= YOUR ASSIGNMENT =
Copy out the full listing exactly, omitting any picture it contains.

══════════

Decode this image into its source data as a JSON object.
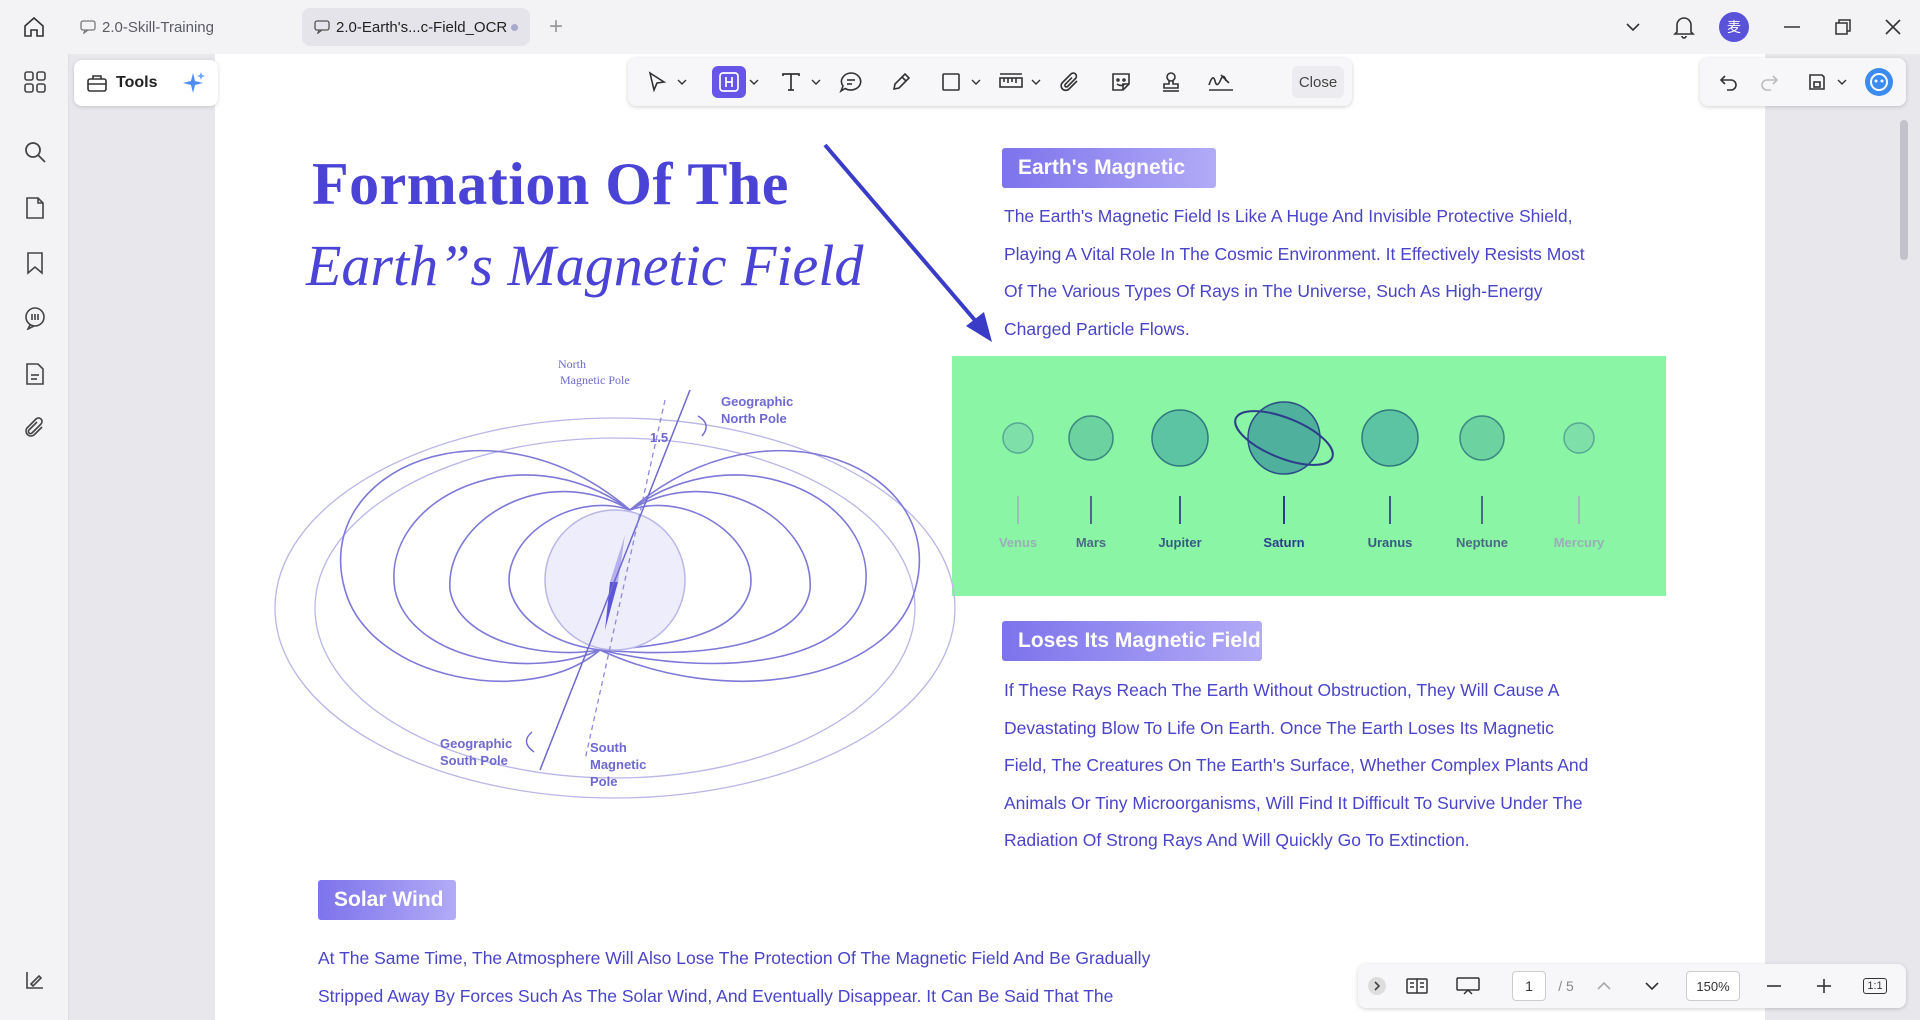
{
  "tabs": [
    {
      "label": "2.0-Skill-Training"
    },
    {
      "label": "2.0-Earth's...c-Field_OCR"
    }
  ],
  "avatar": {
    "text": "麦"
  },
  "toolbar": {
    "tools_label": "Tools",
    "close_label": "Close"
  },
  "document": {
    "title_line1": "Formation Of The",
    "title_line2": "Earth”s Magnetic Field",
    "section1": {
      "heading": "Earth's Magnetic",
      "lines": [
        "The Earth's Magnetic Field Is Like A Huge And Invisible Protective Shield,",
        "Playing A Vital Role In The Cosmic Environment. It Effectively Resists Most",
        "Of The Various Types Of Rays in The Universe, Such As High-Energy",
        "Charged Particle Flows."
      ]
    },
    "section2": {
      "heading": "Loses Its Magnetic Field",
      "lines": [
        "If These Rays Reach The Earth Without Obstruction, They Will Cause A",
        "Devastating Blow To Life On Earth. Once The Earth Loses Its Magnetic",
        "Field, The Creatures On The Earth's Surface, Whether Complex Plants And",
        "Animals Or Tiny Microorganisms, Will Find It Difficult To Survive Under The",
        "Radiation Of Strong Rays And Will Quickly Go To Extinction."
      ]
    },
    "section3": {
      "heading": "Solar Wind",
      "lines": [
        "At The Same Time, The Atmosphere Will Also Lose The Protection Of The Magnetic Field And Be Gradually",
        "Stripped Away By Forces Such As The Solar Wind, And Eventually Disappear. It Can Be Said That The"
      ]
    },
    "diagram": {
      "north_magnetic_pole": [
        "North",
        "Magnetic Pole"
      ],
      "geographic_north_pole": [
        "Geographic",
        "North Pole"
      ],
      "geographic_south_pole": [
        "Geographic",
        "South Pole"
      ],
      "south_magnetic_pole": [
        "South",
        "Magnetic",
        "Pole"
      ],
      "angle": "1.5"
    },
    "planets": [
      {
        "name": "Venus"
      },
      {
        "name": "Mars"
      },
      {
        "name": "Jupiter"
      },
      {
        "name": "Saturn"
      },
      {
        "name": "Uranus"
      },
      {
        "name": "Neptune"
      },
      {
        "name": "Mercury"
      }
    ],
    "colors": {
      "accent": "#4a43d6",
      "highlight": "#8af5a4",
      "badge": "#7d73ec"
    }
  },
  "status": {
    "page_current": "1",
    "page_total": "/ 5",
    "zoom": "150%",
    "fit_label": "1:1"
  }
}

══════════

= EXERCISE OUTPUT =
Decode this image into its source data as a JSON object.
{
  "tabs": [
    {
      "label": "2.0-Skill-Training"
    },
    {
      "label": "2.0-Earth's...c-Field_OCR"
    }
  ],
  "avatar": {
    "text": "麦"
  },
  "toolbar": {
    "tools_label": "Tools",
    "close_label": "Close"
  },
  "document": {
    "title_line1": "Formation Of The",
    "title_line2": "Earth”s Magnetic Field",
    "section1": {
      "heading": "Earth's Magnetic",
      "lines": [
        "The Earth's Magnetic Field Is Like A Huge And Invisible Protective Shield,",
        "Playing A Vital Role In The Cosmic Environment. It Effectively Resists Most",
        "Of The Various Types Of Rays in The Universe, Such As High-Energy",
        "Charged Particle Flows."
      ]
    },
    "section2": {
      "heading": "Loses Its Magnetic Field",
      "lines": [
        "If These Rays Reach The Earth Without Obstruction, They Will Cause A",
        "Devastating Blow To Life On Earth. Once The Earth Loses Its Magnetic",
        "Field, The Creatures On The Earth's Surface, Whether Complex Plants And",
        "Animals Or Tiny Microorganisms, Will Find It Difficult To Survive Under The",
        "Radiation Of Strong Rays And Will Quickly Go To Extinction."
      ]
    },
    "section3": {
      "heading": "Solar Wind",
      "lines": [
        "At The Same Time, The Atmosphere Will Also Lose The Protection Of The Magnetic Field And Be Gradually",
        "Stripped Away By Forces Such As The Solar Wind, And Eventually Disappear. It Can Be Said That The"
      ]
    },
    "diagram": {
      "north_magnetic_pole": [
        "North",
        "Magnetic Pole"
      ],
      "geographic_north_pole": [
        "Geographic",
        "North Pole"
      ],
      "geographic_south_pole": [
        "Geographic",
        "South Pole"
      ],
      "south_magnetic_pole": [
        "South",
        "Magnetic",
        "Pole"
      ],
      "angle": "1.5"
    },
    "planets": [
      {
        "name": "Venus"
      },
      {
        "name": "Mars"
      },
      {
        "name": "Jupiter"
      },
      {
        "name": "Saturn"
      },
      {
        "name": "Uranus"
      },
      {
        "name": "Neptune"
      },
      {
        "name": "Mercury"
      }
    ],
    "colors": {
      "accent": "#4a43d6",
      "highlight": "#8af5a4",
      "badge": "#7d73ec"
    }
  },
  "status": {
    "page_current": "1",
    "page_total": "/ 5",
    "zoom": "150%",
    "fit_label": "1:1"
  }
}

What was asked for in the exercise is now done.